Wednesday, 4 May 2011

Funking up illness with an umlaut

So BACME (British Association of CFS/ME) have finally launched their website and are looking for feedback.

I'm immediately alarmed by their 'cool brand, ME with street cred' approach: I think it somewhat trivialises a neurological illness to add an umlaut, make it funky. Do these people think they are selling Scandinavian furniture or yoghurt? And correct me if I am wrong but does the umlaut over 'm' even exist?

Of course, when you look at the names behind BACME - Esther Crawley and Alison Wearden - you realise you just can't take this site seriously - and I hope others don't. They seem desperately to be trying to appear to believe that ME is neurological but everything about their language and tone - not to mention support of PACE and the Lightning Process - tells us otherwise.


Lesley said...

I agree: it all looks over jolly. But is that really an umlaut on the m or are those two little round heads to make the arches of the m look like people.

nmj said...

Hey Lesley, My immediate response was and still is 'trendy' umlaut, but maybe you are right, and supposed to be people? The researchers behind BACME are not exactly known for their scientific approach - yes, aren't all those young people on the website so well & jolly looking! - so perhaps that influenced my perception.

nmj said...

I have just read their graded exercise section, it is so patronising - and misleading - reads like it is written for a Blue Peter/Play School audience.

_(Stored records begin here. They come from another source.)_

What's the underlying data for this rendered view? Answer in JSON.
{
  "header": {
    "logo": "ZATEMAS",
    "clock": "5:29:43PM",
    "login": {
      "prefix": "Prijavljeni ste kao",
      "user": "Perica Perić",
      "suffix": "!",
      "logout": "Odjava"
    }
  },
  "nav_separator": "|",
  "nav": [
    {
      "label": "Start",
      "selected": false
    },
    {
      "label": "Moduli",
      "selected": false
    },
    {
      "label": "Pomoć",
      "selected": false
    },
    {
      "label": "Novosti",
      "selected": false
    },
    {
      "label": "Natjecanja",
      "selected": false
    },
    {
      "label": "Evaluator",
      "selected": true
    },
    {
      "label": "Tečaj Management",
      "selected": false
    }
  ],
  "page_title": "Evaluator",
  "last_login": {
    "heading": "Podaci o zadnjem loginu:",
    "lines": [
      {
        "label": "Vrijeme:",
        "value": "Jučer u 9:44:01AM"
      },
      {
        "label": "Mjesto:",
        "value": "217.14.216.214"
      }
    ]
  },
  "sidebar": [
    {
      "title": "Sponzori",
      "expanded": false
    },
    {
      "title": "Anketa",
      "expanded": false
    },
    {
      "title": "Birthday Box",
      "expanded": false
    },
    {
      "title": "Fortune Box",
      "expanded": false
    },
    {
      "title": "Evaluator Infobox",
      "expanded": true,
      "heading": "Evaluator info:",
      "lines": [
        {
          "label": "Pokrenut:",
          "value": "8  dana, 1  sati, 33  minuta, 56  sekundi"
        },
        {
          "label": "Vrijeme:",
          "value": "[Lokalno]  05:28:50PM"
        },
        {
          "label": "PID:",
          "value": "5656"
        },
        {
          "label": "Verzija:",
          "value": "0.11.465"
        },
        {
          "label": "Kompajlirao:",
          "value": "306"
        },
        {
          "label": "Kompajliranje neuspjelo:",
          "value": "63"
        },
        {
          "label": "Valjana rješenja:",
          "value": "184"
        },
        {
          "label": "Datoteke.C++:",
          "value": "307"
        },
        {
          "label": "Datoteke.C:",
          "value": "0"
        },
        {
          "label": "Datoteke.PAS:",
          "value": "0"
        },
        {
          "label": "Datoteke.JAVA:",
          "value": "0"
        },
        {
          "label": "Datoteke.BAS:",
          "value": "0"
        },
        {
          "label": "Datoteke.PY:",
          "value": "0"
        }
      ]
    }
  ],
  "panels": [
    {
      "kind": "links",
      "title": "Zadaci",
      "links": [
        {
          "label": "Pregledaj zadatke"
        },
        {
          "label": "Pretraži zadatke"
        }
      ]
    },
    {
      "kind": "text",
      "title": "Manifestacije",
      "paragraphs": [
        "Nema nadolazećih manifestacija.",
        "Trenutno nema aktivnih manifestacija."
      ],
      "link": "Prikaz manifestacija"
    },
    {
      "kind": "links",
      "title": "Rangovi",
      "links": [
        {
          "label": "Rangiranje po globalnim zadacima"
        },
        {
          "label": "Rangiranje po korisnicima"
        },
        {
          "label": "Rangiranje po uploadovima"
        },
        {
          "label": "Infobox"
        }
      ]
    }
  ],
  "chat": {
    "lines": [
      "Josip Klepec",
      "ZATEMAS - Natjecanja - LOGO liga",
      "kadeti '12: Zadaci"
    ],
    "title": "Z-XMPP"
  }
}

I am very glad such centres do not exist in Scotland.

And are the jolly people the researchers?

I am confused.

Yes, I prob need CBT - if I am misinterpreting friendly icons as umlauts.

But BACME are indeed funking up the illness. That is very clear.

nmj said...

'There are several sets of criteria that allow CFS to be diagnosed - variously known as the Fukuda, Oxford or Canadian criteria.'

Therein lies the problem. People being overdiagnosed/misdiagnosed with ME.

But never mind we have the four 'S's!:

'There are a wide range of benefits, which are important for all of us, regardless of our state of health. Some of these relate to the "Four S" categories: strength, stamina, suppleness and stability. Other benefits include a sense of well-being, improved sleep, improved concentration, improved digestion, improved circulation, and keeping the bones and joints healthy.'

Waffle, waffle, waffle...

nmj said...

1. ‘This (PACE) trial shows that approaches aimed at staying within limits imposed by the illness are less effective than those that test such limits.’

‘Actively managing your energy and activity each day will help you to stabilise and gradually increase your energy levels. This will give you back a sense of control over your condition. However, within the real world, grading or pacing what we do is very difficult and specialist professionals can help you to apply the principles to your own situation.

Simply untrue. This is offering false hope, with NO mention of the dangers of GET. BACME appear to live in a strange Utopia where no one gets worse with GET.

2.‘Everything that a person does involves activity and effort. This can prove confusing when, for example, they do something very enjoyable for them and are significantly worse afterwards. The main areas of effort include cognitive, physical, social and emotional. In an ill person, effort is also expended in getting better.’

Patronising waffle, what does this even mean?!

3.‘It is useful to know when the person last considered themselves normally well. People can become ill quickly but more often there is a pattern of gradual deterioration with the person adapting to their reduction in capacity until they can’t do that anymore.’

Why no mention of the word ‘virus’ on the whole website???

Photos of funky, ethnically diverse researchers - and ‘m’s that look like umlauts - just don’t cut it, BACME, sorry.

greenwords said...

Oh dear. The Invest in ME statement was crystal clear, wasn't it? It's all just the same old psychologising beneath the clumsy veneer.

nmj said...

'It's all just the same old psychologising beneath the clumsy veneer.'

Greenwords, you have hit the nail firmly on the head, my dear.

Susannah said...

Well the jolly faces turn me off immediately. It's so unrealistic it's almost offensive, to tell you the truth!!

Strike that, it IS offensive to me personally. I WISH I looked (and felt!) like that even on the best day ever have!